── Dataset ──
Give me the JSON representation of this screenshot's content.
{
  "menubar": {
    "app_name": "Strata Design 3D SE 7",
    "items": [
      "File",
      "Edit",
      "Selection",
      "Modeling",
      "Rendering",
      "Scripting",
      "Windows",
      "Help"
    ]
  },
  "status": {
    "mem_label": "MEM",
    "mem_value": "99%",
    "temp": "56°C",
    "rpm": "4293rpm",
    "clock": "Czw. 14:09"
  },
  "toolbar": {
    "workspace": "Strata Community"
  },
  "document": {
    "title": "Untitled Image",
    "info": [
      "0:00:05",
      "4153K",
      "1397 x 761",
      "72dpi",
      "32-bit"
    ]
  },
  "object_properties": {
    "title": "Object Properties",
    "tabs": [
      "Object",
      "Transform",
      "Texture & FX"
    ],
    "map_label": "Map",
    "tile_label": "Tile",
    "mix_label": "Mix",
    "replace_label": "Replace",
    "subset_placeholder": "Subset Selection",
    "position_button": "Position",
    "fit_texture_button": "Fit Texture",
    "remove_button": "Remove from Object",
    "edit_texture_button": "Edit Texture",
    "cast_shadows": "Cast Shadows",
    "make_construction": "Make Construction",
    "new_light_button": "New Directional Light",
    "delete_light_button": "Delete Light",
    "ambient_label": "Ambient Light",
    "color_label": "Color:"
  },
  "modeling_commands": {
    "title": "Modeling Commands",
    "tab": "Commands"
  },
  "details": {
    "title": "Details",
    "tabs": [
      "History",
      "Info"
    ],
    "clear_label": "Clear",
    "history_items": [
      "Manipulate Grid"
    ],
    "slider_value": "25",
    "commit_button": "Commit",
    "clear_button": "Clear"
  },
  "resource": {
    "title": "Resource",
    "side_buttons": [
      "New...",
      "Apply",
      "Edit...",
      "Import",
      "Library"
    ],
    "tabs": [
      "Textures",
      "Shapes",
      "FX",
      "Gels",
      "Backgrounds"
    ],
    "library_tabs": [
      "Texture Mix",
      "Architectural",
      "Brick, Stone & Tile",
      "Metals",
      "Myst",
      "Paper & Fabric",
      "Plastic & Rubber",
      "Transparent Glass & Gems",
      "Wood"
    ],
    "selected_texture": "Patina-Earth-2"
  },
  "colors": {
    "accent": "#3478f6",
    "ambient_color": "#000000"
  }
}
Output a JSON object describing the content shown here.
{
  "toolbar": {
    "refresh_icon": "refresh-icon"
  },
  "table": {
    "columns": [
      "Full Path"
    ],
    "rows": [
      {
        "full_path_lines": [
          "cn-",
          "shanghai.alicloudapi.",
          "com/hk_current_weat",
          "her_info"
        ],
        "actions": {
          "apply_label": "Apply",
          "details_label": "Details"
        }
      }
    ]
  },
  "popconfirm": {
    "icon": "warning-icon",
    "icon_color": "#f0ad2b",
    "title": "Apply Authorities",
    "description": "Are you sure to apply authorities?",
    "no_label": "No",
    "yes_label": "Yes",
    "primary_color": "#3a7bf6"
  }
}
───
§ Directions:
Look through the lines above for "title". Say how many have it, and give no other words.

§ Task output:
6